* What you need to do *
Keep every character as it is and output all of the records.

BEGIN Source information

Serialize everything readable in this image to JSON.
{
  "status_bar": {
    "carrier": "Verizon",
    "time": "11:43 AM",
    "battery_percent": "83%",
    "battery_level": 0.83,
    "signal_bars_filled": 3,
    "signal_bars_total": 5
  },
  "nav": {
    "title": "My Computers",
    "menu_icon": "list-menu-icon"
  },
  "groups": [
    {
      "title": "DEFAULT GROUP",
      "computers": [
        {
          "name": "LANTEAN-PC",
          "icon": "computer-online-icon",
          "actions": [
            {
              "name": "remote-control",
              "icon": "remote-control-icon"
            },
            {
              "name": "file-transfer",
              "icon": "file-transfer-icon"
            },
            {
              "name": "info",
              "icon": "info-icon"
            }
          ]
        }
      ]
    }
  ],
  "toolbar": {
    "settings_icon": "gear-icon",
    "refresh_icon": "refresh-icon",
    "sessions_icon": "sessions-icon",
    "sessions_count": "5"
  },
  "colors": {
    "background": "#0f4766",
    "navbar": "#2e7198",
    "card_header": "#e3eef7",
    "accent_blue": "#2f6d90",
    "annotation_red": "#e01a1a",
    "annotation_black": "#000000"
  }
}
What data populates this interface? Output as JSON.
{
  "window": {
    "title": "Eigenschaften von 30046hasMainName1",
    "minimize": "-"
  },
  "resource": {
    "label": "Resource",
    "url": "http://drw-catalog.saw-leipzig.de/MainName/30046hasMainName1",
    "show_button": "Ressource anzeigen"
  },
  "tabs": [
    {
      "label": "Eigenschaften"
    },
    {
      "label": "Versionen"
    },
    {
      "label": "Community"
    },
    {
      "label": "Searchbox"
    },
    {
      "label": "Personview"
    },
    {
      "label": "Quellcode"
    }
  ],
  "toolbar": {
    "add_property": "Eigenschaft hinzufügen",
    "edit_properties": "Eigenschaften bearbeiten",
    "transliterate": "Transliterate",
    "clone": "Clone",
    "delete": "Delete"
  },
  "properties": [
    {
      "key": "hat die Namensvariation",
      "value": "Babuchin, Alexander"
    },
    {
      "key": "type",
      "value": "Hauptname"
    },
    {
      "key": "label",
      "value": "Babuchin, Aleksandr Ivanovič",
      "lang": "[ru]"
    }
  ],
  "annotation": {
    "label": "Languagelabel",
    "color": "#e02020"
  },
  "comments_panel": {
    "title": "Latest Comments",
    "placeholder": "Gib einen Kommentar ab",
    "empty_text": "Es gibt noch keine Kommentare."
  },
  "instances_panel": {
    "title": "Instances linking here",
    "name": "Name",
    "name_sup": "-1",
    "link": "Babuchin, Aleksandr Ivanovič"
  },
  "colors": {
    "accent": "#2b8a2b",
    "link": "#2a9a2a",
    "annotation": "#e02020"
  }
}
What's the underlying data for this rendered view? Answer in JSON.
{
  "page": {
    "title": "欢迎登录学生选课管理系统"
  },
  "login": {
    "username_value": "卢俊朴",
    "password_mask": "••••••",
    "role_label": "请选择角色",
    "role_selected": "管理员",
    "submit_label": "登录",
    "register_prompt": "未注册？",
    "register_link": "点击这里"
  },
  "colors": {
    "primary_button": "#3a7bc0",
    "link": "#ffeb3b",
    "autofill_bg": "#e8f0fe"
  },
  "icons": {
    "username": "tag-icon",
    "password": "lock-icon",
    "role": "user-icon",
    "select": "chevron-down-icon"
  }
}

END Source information

* Answer section *
Serialize everything readable in this image to JSON.
{
  "status_bar": {
    "carrier": "Verizon",
    "time": "11:43 AM",
    "battery_percent": "83%",
    "battery_level": 0.83,
    "signal_bars_filled": 3,
    "signal_bars_total": 5
  },
  "nav": {
    "title": "My Computers",
    "menu_icon": "list-menu-icon"
  },
  "groups": [
    {
      "title": "DEFAULT GROUP",
      "computers": [
        {
          "name": "LANTEAN-PC",
          "icon": "computer-online-icon",
          "actions": [
            {
              "name": "remote-control",
              "icon": "remote-control-icon"
            },
            {
              "name": "file-transfer",
              "icon": "file-transfer-icon"
            },
            {
              "name": "info",
              "icon": "info-icon"
            }
          ]
        }
      ]
    }
  ],
  "toolbar": {
    "settings_icon": "gear-icon",
    "refresh_icon": "refresh-icon",
    "sessions_icon": "sessions-icon",
    "sessions_count": "5"
  },
  "colors": {
    "background": "#0f4766",
    "navbar": "#2e7198",
    "card_header": "#e3eef7",
    "accent_blue": "#2f6d90",
    "annotation_red": "#e01a1a",
    "annotation_black": "#000000"
  }
}
What data populates this interface? Output as JSON.
{
  "window": {
    "title": "Eigenschaften von 30046hasMainName1",
    "minimize": "-"
  },
  "resource": {
    "label": "Resource",
    "url": "http://drw-catalog.saw-leipzig.de/MainName/30046hasMainName1",
    "show_button": "Ressource anzeigen"
  },
  "tabs": [
    {
      "label": "Eigenschaften"
    },
    {
      "label": "Versionen"
    },
    {
      "label": "Community"
    },
    {
      "label": "Searchbox"
    },
    {
      "label": "Personview"
    },
    {
      "label": "Quellcode"
    }
  ],
  "toolbar": {
    "add_property": "Eigenschaft hinzufügen",
    "edit_properties": "Eigenschaften bearbeiten",
    "transliterate": "Transliterate",
    "clone": "Clone",
    "delete": "Delete"
  },
  "properties": [
    {
      "key": "hat die Namensvariation",
      "value": "Babuchin, Alexander"
    },
    {
      "key": "type",
      "value": "Hauptname"
    },
    {
      "key": "label",
      "value": "Babuchin, Aleksandr Ivanovič",
      "lang": "[ru]"
    }
  ],
  "annotation": {
    "label": "Languagelabel",
    "color": "#e02020"
  },
  "comments_panel": {
    "title": "Latest Comments",
    "placeholder": "Gib einen Kommentar ab",
    "empty_text": "Es gibt noch keine Kommentare."
  },
  "instances_panel": {
    "title": "Instances linking here",
    "name": "Name",
    "name_sup": "-1",
    "link": "Babuchin, Aleksandr Ivanovič"
  },
  "colors": {
    "accent": "#2b8a2b",
    "link": "#2a9a2a",
    "annotation": "#e02020"
  }
}
What's the underlying data for this rendered view? Answer in JSON.
{
  "page": {
    "title": "欢迎登录学生选课管理系统"
  },
  "login": {
    "username_value": "卢俊朴",
    "password_mask": "••••••",
    "role_label": "请选择角色",
    "role_selected": "管理员",
    "submit_label": "登录",
    "register_prompt": "未注册？",
    "register_link": "点击这里"
  },
  "colors": {
    "primary_button": "#3a7bc0",
    "link": "#ffeb3b",
    "autofill_bg": "#e8f0fe"
  },
  "icons": {
    "username": "tag-icon",
    "password": "lock-icon",
    "role": "user-icon",
    "select": "chevron-down-icon"
  }
}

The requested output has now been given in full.